◆ **Work instruction**: Your response must be made up of each line in the data below that contains the string "ноября".

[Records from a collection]
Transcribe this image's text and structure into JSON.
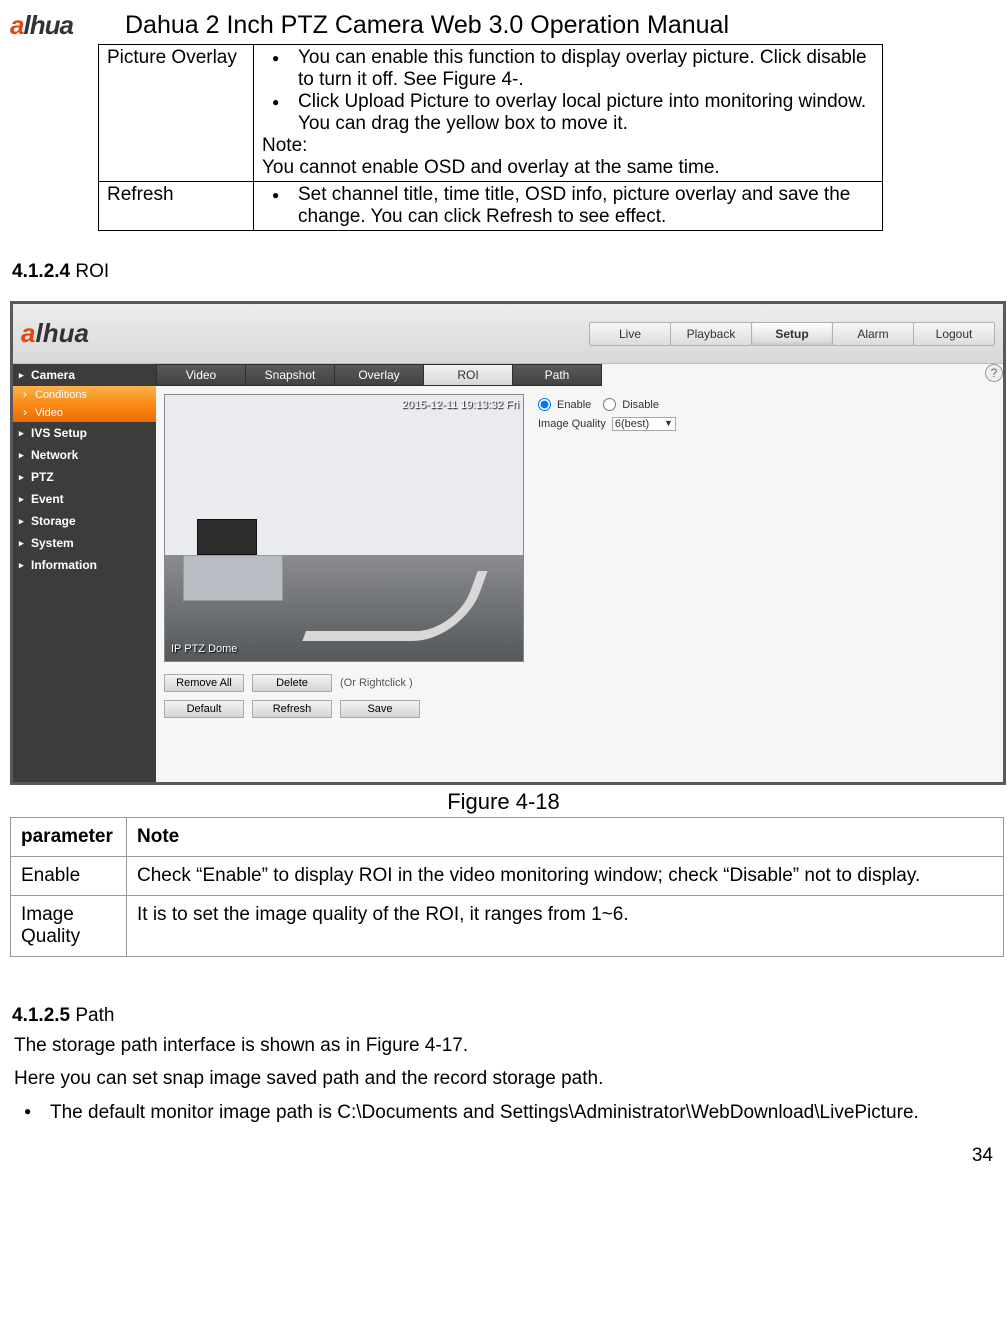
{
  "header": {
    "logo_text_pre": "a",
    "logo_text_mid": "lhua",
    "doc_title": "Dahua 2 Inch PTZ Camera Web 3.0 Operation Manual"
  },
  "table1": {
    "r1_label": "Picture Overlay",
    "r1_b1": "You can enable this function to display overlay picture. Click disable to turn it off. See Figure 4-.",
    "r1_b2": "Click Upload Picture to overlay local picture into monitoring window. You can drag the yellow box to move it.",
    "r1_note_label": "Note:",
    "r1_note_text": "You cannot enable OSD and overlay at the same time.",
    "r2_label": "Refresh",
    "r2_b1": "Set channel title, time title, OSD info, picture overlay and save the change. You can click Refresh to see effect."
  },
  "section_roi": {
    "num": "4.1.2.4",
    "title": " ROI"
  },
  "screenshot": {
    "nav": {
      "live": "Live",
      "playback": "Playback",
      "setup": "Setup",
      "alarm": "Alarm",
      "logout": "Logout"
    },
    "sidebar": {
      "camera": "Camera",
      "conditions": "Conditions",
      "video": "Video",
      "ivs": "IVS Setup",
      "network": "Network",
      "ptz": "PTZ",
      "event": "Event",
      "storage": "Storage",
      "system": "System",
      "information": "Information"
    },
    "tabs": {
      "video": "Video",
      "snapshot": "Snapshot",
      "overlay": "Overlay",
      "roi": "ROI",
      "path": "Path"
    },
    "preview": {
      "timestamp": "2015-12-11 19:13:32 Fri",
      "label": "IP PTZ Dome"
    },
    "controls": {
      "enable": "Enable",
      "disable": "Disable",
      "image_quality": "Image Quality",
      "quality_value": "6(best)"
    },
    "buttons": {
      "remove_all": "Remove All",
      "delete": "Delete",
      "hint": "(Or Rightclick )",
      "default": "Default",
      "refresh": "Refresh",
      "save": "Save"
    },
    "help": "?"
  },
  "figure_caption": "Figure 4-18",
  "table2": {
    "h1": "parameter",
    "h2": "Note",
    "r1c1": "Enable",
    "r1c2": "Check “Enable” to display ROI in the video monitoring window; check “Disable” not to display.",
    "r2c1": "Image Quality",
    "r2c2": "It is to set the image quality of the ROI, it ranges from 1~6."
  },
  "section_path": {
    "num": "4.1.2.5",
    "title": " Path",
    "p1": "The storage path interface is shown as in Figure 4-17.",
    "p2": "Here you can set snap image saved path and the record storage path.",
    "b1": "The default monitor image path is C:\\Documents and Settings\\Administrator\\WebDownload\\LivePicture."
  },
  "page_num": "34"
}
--
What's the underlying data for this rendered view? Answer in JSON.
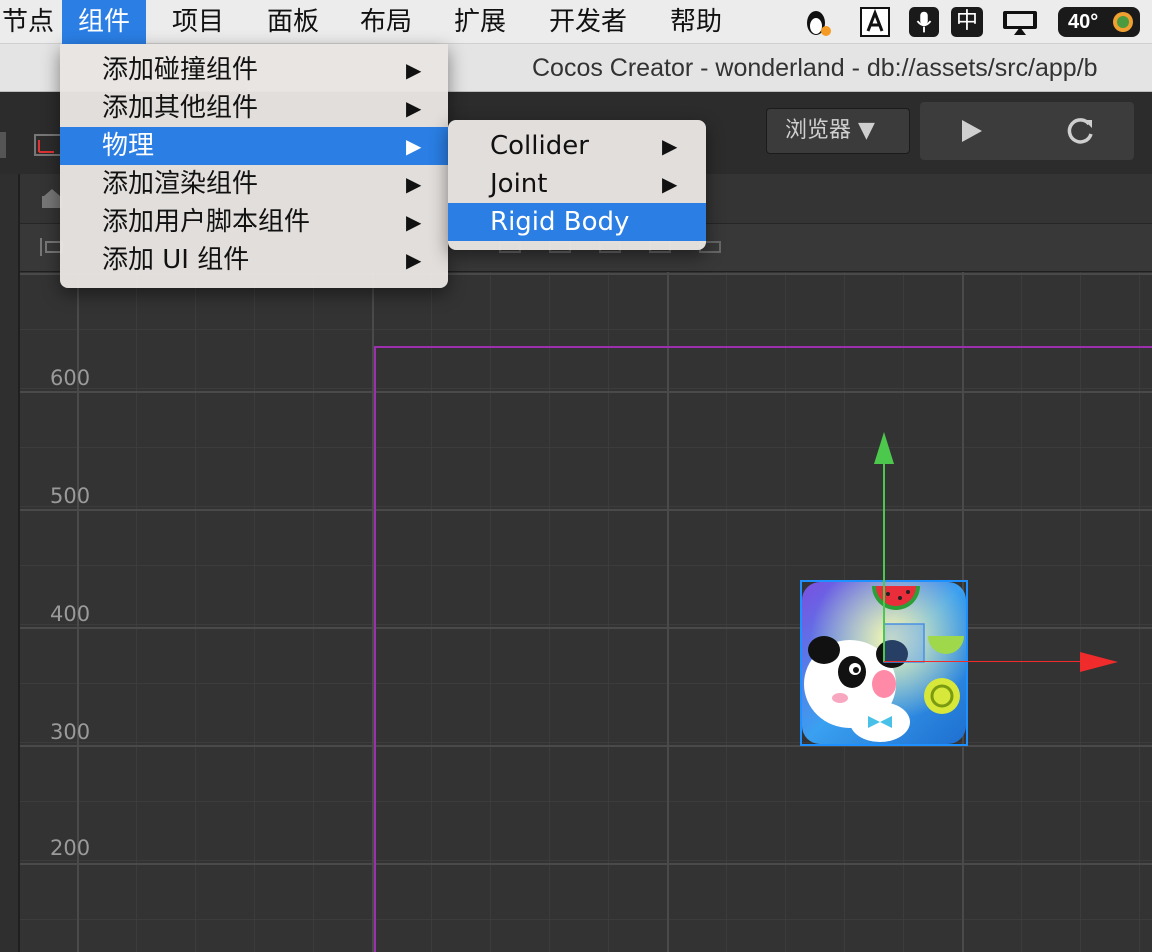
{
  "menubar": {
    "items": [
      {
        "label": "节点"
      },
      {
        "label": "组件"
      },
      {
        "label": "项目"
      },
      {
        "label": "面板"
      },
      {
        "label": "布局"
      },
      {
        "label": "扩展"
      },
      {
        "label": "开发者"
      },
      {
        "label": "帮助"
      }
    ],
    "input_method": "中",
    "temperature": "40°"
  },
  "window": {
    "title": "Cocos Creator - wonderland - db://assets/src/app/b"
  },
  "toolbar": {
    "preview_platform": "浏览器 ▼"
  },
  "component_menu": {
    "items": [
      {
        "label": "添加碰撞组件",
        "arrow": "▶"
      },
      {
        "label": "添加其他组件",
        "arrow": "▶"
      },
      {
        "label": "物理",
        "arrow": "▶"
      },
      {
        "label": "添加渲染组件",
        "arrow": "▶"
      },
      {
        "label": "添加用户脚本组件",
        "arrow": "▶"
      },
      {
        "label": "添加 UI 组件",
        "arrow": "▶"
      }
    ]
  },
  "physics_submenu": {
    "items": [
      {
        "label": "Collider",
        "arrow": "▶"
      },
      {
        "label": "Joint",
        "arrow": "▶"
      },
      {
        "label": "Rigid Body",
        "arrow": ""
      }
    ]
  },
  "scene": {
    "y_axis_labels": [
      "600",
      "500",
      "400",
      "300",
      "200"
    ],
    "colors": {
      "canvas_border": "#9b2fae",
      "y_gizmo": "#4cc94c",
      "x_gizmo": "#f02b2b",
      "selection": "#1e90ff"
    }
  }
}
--
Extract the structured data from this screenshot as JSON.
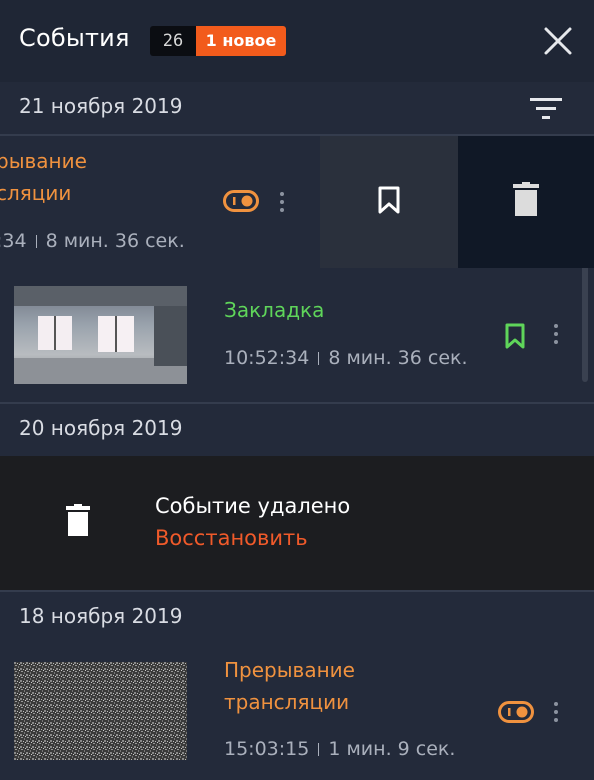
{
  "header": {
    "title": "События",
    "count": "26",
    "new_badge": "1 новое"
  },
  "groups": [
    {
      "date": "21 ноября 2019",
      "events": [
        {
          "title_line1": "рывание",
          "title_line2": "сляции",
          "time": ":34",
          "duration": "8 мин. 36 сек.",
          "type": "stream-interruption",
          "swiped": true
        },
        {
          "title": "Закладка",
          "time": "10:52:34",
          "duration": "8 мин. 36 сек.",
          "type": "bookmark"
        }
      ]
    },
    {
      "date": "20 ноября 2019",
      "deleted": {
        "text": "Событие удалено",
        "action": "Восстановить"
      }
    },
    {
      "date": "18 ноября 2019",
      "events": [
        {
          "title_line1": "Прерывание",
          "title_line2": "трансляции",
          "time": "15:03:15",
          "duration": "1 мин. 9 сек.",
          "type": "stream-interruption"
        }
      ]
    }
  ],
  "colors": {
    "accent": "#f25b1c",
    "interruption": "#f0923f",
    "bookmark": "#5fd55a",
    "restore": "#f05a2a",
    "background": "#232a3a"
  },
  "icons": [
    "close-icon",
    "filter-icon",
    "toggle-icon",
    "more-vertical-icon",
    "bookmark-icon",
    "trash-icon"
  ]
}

◆ **Answer section**:
      "date": "21 ноября 2019",
      "date": "20 ноября 2019",
      "date": "18 ноября 2019",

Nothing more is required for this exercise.